Know your cooker. A traditional crock-pot where the heat surrounds the cooking insert is better than a slow cooker where the heat comes from underneath. The most common models have a removable pot insert. The two heat settings are low (200 degrees) and high (300 degrees). The slow cooker, or “multi-cooker” usually cooks from the bottom and might have a thermostat allowing a wide range of temperatures. The commonly used term Crock-Pot is Rival Manufacturing company’s trademarked name.
Curb the urge. Resist the impulse to peek inside the crockpot unless the recipe directs you to stir partway through. Every time you lift the lid, you add about 20 minutes cooking time.
Leave space. Don’t fill the insert so much that the lid doesn’t fit tightly. Without a tight fit a vacuum will not form, and that can dramatically affect cooking time
Vegetables on the bottom. They take longer to cook than meat. Root vegetables, like potatoes, carrots, and turnip, should be cut in small pieces, about 1-inch, and layered on the bottom of the crock so they will start to cook as soon as the liquid heats.

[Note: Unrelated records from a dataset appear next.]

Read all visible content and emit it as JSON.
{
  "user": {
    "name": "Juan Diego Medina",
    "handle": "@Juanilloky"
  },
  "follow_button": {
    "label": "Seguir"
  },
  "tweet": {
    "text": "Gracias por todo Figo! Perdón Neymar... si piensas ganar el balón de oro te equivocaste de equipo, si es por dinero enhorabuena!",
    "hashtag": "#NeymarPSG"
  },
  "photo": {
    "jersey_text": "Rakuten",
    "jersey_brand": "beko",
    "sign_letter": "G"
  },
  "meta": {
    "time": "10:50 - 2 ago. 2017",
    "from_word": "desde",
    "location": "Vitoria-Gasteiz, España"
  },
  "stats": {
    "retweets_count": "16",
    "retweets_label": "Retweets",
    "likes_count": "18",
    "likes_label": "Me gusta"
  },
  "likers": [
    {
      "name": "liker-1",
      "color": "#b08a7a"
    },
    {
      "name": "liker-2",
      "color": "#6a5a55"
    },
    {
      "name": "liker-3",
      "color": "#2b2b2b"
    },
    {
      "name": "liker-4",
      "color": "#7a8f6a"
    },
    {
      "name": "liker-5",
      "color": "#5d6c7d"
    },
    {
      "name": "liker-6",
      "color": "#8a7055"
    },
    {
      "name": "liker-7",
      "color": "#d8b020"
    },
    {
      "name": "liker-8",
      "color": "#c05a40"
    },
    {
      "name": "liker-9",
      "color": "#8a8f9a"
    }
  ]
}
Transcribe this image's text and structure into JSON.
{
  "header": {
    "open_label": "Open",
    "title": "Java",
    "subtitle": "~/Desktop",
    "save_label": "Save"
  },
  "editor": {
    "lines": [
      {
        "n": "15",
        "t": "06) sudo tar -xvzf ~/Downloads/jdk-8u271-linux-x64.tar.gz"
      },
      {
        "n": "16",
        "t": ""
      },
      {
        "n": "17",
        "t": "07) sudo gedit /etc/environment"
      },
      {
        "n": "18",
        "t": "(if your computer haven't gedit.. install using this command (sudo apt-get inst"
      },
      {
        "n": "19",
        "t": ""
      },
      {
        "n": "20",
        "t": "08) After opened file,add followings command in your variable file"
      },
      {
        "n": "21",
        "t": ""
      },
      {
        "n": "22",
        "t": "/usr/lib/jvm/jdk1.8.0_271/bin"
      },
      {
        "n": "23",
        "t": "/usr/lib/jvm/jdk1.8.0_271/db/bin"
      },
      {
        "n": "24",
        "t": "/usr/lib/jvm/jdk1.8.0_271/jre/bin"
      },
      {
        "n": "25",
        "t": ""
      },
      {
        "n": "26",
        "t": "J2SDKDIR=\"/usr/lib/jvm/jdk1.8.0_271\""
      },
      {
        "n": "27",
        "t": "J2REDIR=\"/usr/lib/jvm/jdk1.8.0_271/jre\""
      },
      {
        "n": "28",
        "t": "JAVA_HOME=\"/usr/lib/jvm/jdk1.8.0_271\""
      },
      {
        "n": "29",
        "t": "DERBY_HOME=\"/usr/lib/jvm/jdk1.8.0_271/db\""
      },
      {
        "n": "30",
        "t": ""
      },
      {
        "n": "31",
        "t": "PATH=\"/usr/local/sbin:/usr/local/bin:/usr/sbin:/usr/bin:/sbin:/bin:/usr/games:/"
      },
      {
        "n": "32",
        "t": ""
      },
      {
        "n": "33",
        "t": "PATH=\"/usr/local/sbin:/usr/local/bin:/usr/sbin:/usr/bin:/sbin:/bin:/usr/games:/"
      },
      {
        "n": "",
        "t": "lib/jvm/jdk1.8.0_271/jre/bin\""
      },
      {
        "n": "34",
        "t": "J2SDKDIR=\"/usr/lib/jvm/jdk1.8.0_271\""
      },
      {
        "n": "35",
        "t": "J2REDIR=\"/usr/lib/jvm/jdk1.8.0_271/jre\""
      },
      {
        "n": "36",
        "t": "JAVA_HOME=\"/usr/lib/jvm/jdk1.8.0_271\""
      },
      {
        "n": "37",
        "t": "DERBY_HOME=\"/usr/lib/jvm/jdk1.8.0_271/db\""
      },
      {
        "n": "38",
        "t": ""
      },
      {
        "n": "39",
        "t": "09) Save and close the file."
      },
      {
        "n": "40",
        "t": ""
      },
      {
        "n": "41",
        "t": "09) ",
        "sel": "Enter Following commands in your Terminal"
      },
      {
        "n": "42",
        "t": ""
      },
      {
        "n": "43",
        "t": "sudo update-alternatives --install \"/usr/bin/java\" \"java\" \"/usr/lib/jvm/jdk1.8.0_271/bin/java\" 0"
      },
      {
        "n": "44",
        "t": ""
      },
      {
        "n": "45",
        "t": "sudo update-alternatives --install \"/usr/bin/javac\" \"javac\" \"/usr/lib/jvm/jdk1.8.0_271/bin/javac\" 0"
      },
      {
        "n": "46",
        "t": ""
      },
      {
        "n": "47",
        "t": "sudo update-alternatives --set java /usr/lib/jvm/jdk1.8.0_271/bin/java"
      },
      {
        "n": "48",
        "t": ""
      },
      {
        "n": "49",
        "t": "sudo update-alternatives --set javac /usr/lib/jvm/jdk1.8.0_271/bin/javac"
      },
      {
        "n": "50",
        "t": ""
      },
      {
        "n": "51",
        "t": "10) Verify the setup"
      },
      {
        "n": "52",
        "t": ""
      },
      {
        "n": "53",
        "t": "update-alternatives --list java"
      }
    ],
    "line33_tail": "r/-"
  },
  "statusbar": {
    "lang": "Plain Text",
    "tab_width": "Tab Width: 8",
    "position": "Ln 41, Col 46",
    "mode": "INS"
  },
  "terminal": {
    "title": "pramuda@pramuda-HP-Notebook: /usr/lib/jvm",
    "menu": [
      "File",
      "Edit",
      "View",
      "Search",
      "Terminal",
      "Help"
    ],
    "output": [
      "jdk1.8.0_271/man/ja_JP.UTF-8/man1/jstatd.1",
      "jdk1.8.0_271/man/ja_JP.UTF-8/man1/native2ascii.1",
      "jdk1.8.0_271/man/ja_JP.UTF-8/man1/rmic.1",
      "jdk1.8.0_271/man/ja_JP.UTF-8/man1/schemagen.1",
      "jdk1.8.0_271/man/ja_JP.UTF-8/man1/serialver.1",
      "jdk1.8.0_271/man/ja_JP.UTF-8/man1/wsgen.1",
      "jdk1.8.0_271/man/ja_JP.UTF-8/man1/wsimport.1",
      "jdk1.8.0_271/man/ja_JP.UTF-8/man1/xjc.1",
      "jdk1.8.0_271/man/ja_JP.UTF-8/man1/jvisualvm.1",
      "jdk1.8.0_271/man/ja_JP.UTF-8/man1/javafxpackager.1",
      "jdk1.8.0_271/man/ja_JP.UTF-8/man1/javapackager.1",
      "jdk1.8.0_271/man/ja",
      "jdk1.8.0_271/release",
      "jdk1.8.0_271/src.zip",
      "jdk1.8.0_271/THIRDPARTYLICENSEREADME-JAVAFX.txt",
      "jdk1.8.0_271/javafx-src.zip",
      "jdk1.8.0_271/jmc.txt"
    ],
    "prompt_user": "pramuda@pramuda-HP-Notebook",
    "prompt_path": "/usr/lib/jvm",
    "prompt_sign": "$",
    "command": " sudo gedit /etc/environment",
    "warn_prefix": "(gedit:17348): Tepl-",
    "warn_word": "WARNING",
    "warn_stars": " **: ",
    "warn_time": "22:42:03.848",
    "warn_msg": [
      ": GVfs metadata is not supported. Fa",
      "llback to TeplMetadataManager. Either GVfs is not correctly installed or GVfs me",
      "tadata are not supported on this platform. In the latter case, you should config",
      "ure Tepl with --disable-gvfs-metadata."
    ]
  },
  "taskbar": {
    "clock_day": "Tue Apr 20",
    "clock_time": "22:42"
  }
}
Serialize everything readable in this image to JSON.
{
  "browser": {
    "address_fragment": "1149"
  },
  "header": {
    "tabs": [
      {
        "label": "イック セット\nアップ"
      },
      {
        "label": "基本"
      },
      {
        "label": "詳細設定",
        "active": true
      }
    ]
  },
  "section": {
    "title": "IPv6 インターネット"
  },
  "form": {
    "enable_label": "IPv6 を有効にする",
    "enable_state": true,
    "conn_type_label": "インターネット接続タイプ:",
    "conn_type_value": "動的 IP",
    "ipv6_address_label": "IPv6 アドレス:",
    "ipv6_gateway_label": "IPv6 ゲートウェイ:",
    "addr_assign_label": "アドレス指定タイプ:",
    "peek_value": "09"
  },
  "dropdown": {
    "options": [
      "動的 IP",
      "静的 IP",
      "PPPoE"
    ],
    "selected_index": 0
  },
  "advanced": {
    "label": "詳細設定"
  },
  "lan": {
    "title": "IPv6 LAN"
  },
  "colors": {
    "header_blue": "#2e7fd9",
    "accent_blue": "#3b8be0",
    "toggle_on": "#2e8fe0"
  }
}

Ever walked into the kitchen to get that first cup of coffee only to discover someone left the ice cream on the counter all night? Or the milk? Or discovered an opened bottle of wine in the back of the fridge? And what’s with those bags of stale chips in the pantry? I don’t hate spoiled food as much as I did before I discovered so many clever ways to use up items I used to throw out.
It often happens in warm weather, with even a limited milk supply, that some of it gets sour before it can be used. Don’t throw it out, even if there is only a little. Sour milk is a valuable kitchen asset! Have a clean glass to pour the remnants in, and keep it in the fridge until you have accumulated one cup. Then plan to use it as soon as it thickens, since milk becomes bitter if it stands too long. Note: Recipes using sour milk must include baking soda.
SOUR MILK BISCUITS
- 2 cups flour
- 1 tablespoon shortening
- 1 cup thick sour milk
- 1/4 teaspoon salt
- 1/2 teaspoon baking soda
Preheat oven to 400 F. Sift the flour, salt, and soda well together. Rub in the shortening with a spoon. Add the milk and stir lightly. The dough should be soft. Drop by spoonfuls into greased muffin tins and bake in a hot oven for 15-20 minutes.